ENTRIES SUPPLIED:
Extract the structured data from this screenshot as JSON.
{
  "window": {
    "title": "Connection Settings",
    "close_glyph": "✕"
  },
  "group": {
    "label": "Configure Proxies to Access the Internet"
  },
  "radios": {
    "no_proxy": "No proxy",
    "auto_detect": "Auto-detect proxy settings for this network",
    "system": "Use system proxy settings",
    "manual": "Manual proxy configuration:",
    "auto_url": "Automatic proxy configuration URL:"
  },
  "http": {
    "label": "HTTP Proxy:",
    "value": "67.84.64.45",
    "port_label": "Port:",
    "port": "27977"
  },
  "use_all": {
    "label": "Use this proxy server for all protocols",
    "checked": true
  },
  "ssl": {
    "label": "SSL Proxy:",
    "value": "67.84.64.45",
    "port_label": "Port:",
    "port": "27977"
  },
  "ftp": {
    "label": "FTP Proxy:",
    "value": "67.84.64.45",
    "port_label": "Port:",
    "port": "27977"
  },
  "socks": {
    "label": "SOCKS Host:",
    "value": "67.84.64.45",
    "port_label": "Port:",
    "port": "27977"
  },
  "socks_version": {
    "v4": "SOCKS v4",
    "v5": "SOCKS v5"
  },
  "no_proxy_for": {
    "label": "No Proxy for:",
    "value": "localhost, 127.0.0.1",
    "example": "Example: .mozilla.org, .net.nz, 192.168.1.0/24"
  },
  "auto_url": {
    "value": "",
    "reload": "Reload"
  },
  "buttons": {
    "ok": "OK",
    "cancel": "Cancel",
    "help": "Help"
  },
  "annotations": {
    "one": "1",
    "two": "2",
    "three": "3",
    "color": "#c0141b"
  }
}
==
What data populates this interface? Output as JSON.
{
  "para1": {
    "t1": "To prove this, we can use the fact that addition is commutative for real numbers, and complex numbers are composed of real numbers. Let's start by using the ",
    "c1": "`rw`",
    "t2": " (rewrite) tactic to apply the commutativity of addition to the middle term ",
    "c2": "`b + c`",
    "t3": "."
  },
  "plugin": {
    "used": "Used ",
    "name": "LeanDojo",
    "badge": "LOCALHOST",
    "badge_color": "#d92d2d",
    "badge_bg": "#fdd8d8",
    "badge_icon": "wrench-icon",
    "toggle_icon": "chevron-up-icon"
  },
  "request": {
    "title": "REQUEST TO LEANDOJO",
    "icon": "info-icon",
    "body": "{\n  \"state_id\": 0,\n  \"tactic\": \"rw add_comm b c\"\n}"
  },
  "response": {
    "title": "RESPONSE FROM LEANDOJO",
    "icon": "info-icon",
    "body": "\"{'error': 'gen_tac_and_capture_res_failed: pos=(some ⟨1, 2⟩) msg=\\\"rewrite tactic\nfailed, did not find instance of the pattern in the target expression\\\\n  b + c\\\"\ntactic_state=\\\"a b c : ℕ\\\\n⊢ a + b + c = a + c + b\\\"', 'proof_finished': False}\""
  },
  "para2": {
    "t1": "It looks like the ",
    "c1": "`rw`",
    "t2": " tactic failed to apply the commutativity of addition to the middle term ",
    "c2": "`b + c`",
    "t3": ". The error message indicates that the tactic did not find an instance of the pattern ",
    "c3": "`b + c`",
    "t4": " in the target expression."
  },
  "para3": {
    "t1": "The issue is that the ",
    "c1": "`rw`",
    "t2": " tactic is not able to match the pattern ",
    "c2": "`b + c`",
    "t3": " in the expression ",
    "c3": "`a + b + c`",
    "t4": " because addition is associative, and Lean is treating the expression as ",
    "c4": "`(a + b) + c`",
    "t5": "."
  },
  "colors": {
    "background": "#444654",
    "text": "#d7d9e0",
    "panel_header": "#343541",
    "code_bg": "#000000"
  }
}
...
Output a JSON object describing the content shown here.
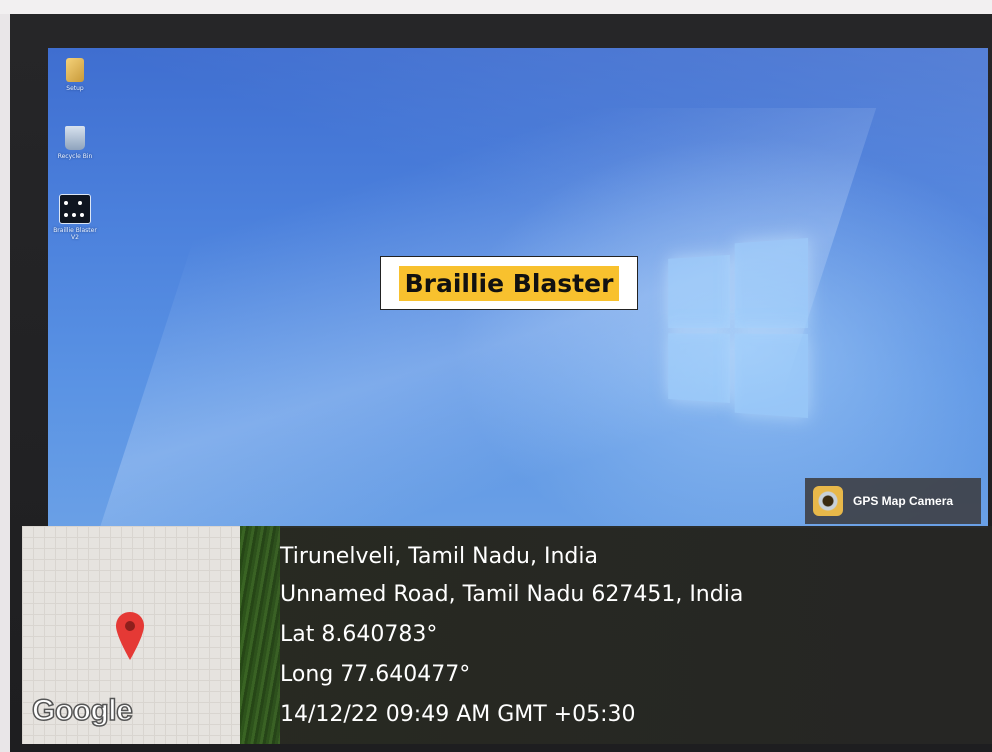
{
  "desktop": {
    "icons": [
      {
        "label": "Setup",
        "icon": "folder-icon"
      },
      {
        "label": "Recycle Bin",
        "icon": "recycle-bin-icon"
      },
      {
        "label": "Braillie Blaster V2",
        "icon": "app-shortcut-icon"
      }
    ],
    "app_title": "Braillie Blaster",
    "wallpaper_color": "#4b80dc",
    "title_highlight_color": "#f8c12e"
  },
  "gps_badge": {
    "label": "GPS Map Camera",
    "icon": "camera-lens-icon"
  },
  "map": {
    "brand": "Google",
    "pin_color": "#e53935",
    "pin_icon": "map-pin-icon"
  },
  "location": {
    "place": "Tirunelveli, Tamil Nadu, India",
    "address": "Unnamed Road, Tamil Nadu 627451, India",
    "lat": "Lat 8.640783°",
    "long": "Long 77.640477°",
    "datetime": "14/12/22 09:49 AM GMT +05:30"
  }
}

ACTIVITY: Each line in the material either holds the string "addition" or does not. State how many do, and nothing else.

EXERCISE OUTPUT: 4